package rates. Cashless facility in these hospitals would be
restored on an interim basis by Friday," Max Healthcare
Institute MD Pervez Ahmed told PTI.

Although the cashless treatment facility will be restored
from tomorrow on interim basis, it would take some time for
the hospitals and four PSU insurance companies to arrive at
final settlement on the vexed issue.

"Final rate structure would be decided in another 30-40
days. Under the structure that is being worked out, hospitals
would be categorised on the basis of super specialty medical
centres and premiums would vary accordingly," he said.

Currently there are 449 hospitals across the country
under the cashless network, but corporate hospitals were
removed by the PSU insurers from their preferred provider
network (PPN) from July 1.

Four insurance companies -- New India Assurance, United
India Insurance, National Insurance and Oriental Insurance --
had stopped the cashless service to these hospitals on charges
of over-billing.

Ahmed said the package rates have been segmented on the
basis of categorised hospitals. "There will be three
categories -- A, B, C-- for classification of hospitals and
each segment could also have a sub-category," he said.

The categorisation would happen on the basis on
infrastructure facilities available in these hospitals.
Industry players said such agreement would eventually
lead to insured paying out higher premiums for treatment in
super specialty medical centres.

Such differential pricing would help the health insurance
industry, which is currently a loss-making proposition.
Currently many health insurer give more in claims than
they collect from premiums. In fact, the claim ratio, which
measures this trend, is about 140 per cent for the industry.
There are about eight crore mediclaim policy holders in
the country.

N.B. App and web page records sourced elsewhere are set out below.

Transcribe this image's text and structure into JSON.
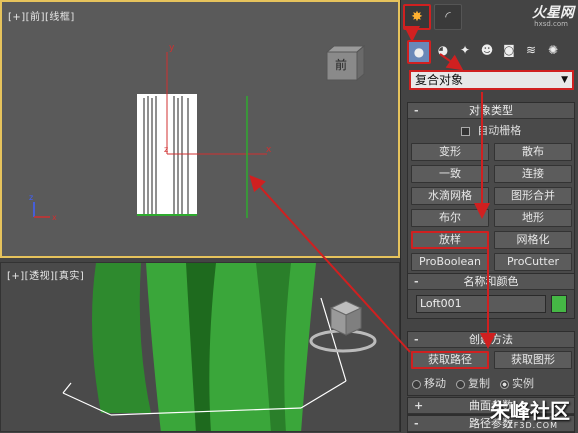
{
  "viewports": {
    "front_label": "[+][前][线框]",
    "persp_label": "[+][透视][真实]",
    "viewcube_front_text": "前"
  },
  "panel": {
    "logo": "火星网",
    "logo_sub": "hxsd.com",
    "object_type_dropdown": "复合对象",
    "object_type_title": "对象类型",
    "autogrid_label": "自动栅格",
    "buttons": [
      "变形",
      "散布",
      "一致",
      "连接",
      "水滴网格",
      "图形合并",
      "布尔",
      "地形",
      "放样",
      "网格化",
      "ProBoolean",
      "ProCutter"
    ],
    "name_color_title": "名称和颜色",
    "name_value": "Loft001",
    "creation_title": "创建方法",
    "get_path": "获取路径",
    "get_shape": "获取图形",
    "radio_move": "移动",
    "radio_copy": "复制",
    "radio_instance": "实例",
    "surface_title": "曲面参数",
    "path_title": "路径参数"
  },
  "watermark": {
    "text": "朱峰社区",
    "sub": "ZF3D.COM"
  },
  "colors": {
    "highlight": "#d02020",
    "active_viewport": "#e6c35c",
    "object_color": "#45b845"
  }
}
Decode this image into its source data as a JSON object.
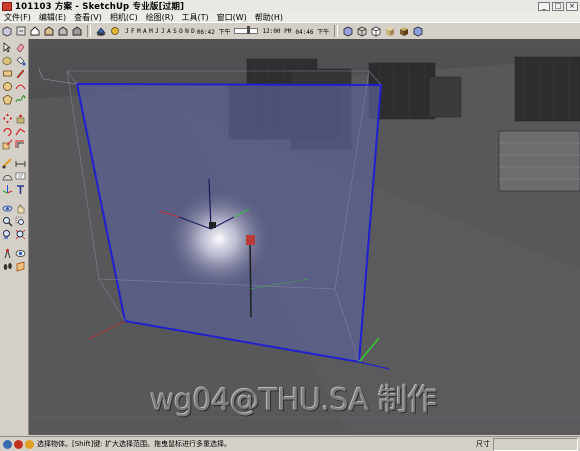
{
  "window": {
    "title": "101103 方案 - SketchUp 专业版[过期]",
    "minimize": "_",
    "maximize": "□",
    "close": "×"
  },
  "menu": [
    "文件(F)",
    "编辑(E)",
    "查看(V)",
    "相机(C)",
    "绘图(R)",
    "工具(T)",
    "窗口(W)",
    "帮助(H)"
  ],
  "shadow_settings": {
    "months": [
      "J",
      "F",
      "M",
      "A",
      "M",
      "J",
      "J",
      "A",
      "S",
      "O",
      "N",
      "D"
    ],
    "sunrise_time": "06:42 下午",
    "noon": "12:00 PM",
    "sunset_time": "04:46 下午"
  },
  "status": {
    "text": "选择物体。[Shift]键: 扩大选择范围。拖曳鼠标进行多重选择。",
    "measure_label": "尺寸",
    "measure_value": ""
  },
  "watermark": "wg04@THU.SA 制作",
  "colors": {
    "viewport_bg": "#4a4a4c",
    "selection_blue": "#2020d0",
    "axis_green": "#2fd02f",
    "axis_red": "#d02020"
  }
}
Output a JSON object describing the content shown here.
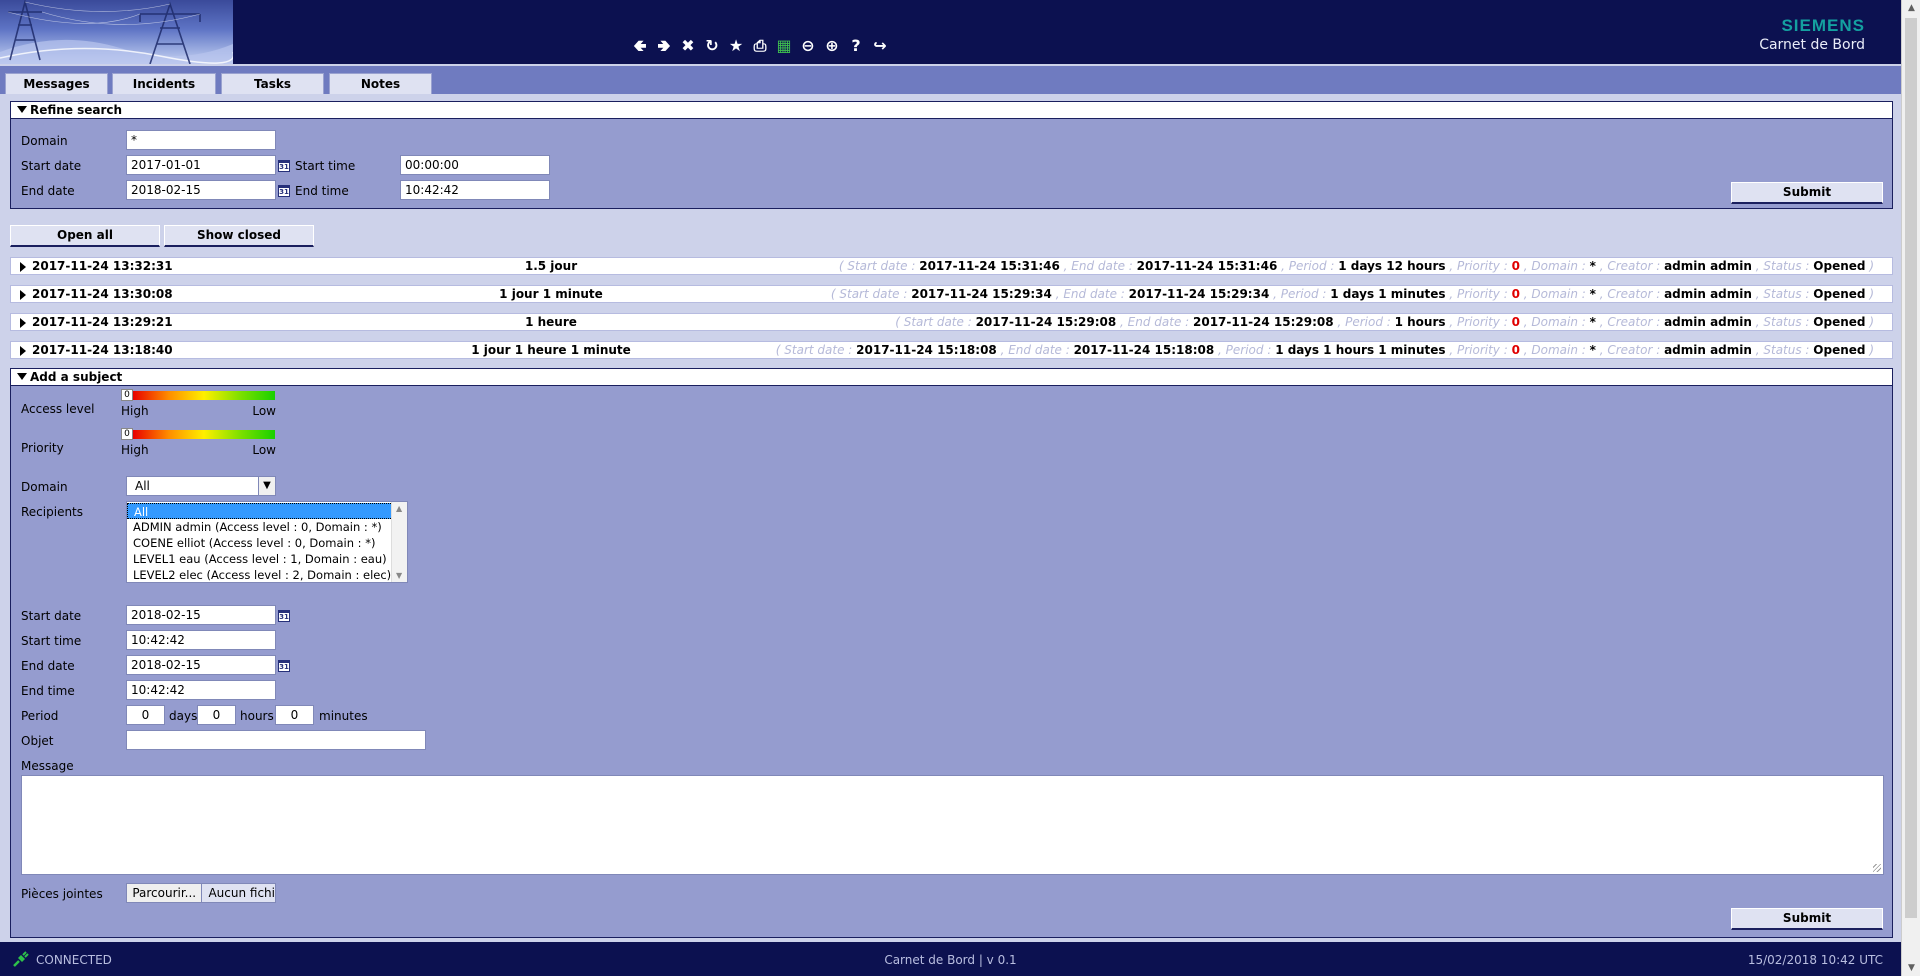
{
  "header": {
    "brand": "SIEMENS",
    "app_name": "Carnet de Bord",
    "toolbar_icons": [
      "arrow-left-icon",
      "arrow-right-icon",
      "close-circle-icon",
      "refresh-icon",
      "star-icon",
      "print-icon",
      "excel-icon",
      "zoom-out-icon",
      "zoom-in-icon",
      "help-icon",
      "logout-icon"
    ],
    "colors": {
      "header_bg": "#0c1150",
      "brand": "#14a0a0",
      "panel": "#959ccf"
    }
  },
  "tabs": [
    "Messages",
    "Incidents",
    "Tasks",
    "Notes"
  ],
  "refine": {
    "title": "Refine search",
    "domain_label": "Domain",
    "domain_value": "*",
    "start_date_label": "Start date",
    "start_date_value": "2017-01-01",
    "start_time_label": "Start time",
    "start_time_value": "00:00:00",
    "end_date_label": "End date",
    "end_date_value": "2018-02-15",
    "end_time_label": "End time",
    "end_time_value": "10:42:42",
    "submit": "Submit",
    "calendar_glyph": "31"
  },
  "actions": {
    "open_all": "Open all",
    "show_closed": "Show closed"
  },
  "rows": [
    {
      "date": "2017-11-24 13:32:31",
      "duration": "1.5 jour",
      "start": "2017-11-24 15:31:46",
      "end": "2017-11-24 15:31:46",
      "period": "1 days 12 hours",
      "priority": "0",
      "domain": "*",
      "creator": "admin admin",
      "status": "Opened"
    },
    {
      "date": "2017-11-24 13:30:08",
      "duration": "1 jour 1 minute",
      "start": "2017-11-24 15:29:34",
      "end": "2017-11-24 15:29:34",
      "period": "1 days 1 minutes",
      "priority": "0",
      "domain": "*",
      "creator": "admin admin",
      "status": "Opened"
    },
    {
      "date": "2017-11-24 13:29:21",
      "duration": "1 heure",
      "start": "2017-11-24 15:29:08",
      "end": "2017-11-24 15:29:08",
      "period": "1 hours",
      "priority": "0",
      "domain": "*",
      "creator": "admin admin",
      "status": "Opened"
    },
    {
      "date": "2017-11-24 13:18:40",
      "duration": "1 jour 1 heure 1 minute",
      "start": "2017-11-24 15:18:08",
      "end": "2017-11-24 15:18:08",
      "period": "1 days 1 hours 1 minutes",
      "priority": "0",
      "domain": "*",
      "creator": "admin admin",
      "status": "Opened"
    }
  ],
  "row_labels": {
    "open_paren": "( Start date : ",
    "end_date": " , End date : ",
    "period": " , Period : ",
    "priority": " , Priority : ",
    "domain": " , Domain : ",
    "creator": " , Creator : ",
    "status": " , Status : ",
    "close_paren": " )"
  },
  "add": {
    "title": "Add a subject",
    "access_label": "Access level",
    "access_value": "0",
    "priority_label": "Priority",
    "priority_value": "0",
    "high": "High",
    "low": "Low",
    "domain_label": "Domain",
    "domain_value": "All",
    "recipients_label": "Recipients",
    "recipients": [
      "All",
      "ADMIN admin (Access level : 0, Domain : *)",
      "COENE elliot (Access level : 0, Domain : *)",
      "LEVEL1 eau (Access level : 1, Domain : eau)",
      "LEVEL2 elec (Access level : 2, Domain : elec)"
    ],
    "start_date_label": "Start date",
    "start_date_value": "2018-02-15",
    "start_time_label": "Start time",
    "start_time_value": "10:42:42",
    "end_date_label": "End date",
    "end_date_value": "2018-02-15",
    "end_time_label": "End time",
    "end_time_value": "10:42:42",
    "period_label": "Period",
    "days_value": "0",
    "days_label": "days",
    "hours_value": "0",
    "hours_label": "hours",
    "minutes_value": "0",
    "minutes_label": "minutes",
    "objet_label": "Objet",
    "objet_value": "",
    "message_label": "Message",
    "attachments_label": "Pièces jointes",
    "browse": "Parcourir...",
    "no_file": "Aucun fichi",
    "submit": "Submit"
  },
  "footer": {
    "status": "CONNECTED",
    "version": "Carnet de Bord | v 0.1",
    "datetime": "15/02/2018 10:42 UTC"
  }
}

The public sector insurance companies had to resort to
rationalisation of rates for cashless facilities as they
suffered a loss of Rs 2,000 crore because of overcharging by
hospitals in Mumbai, Delhi, Chennai and Bangalore.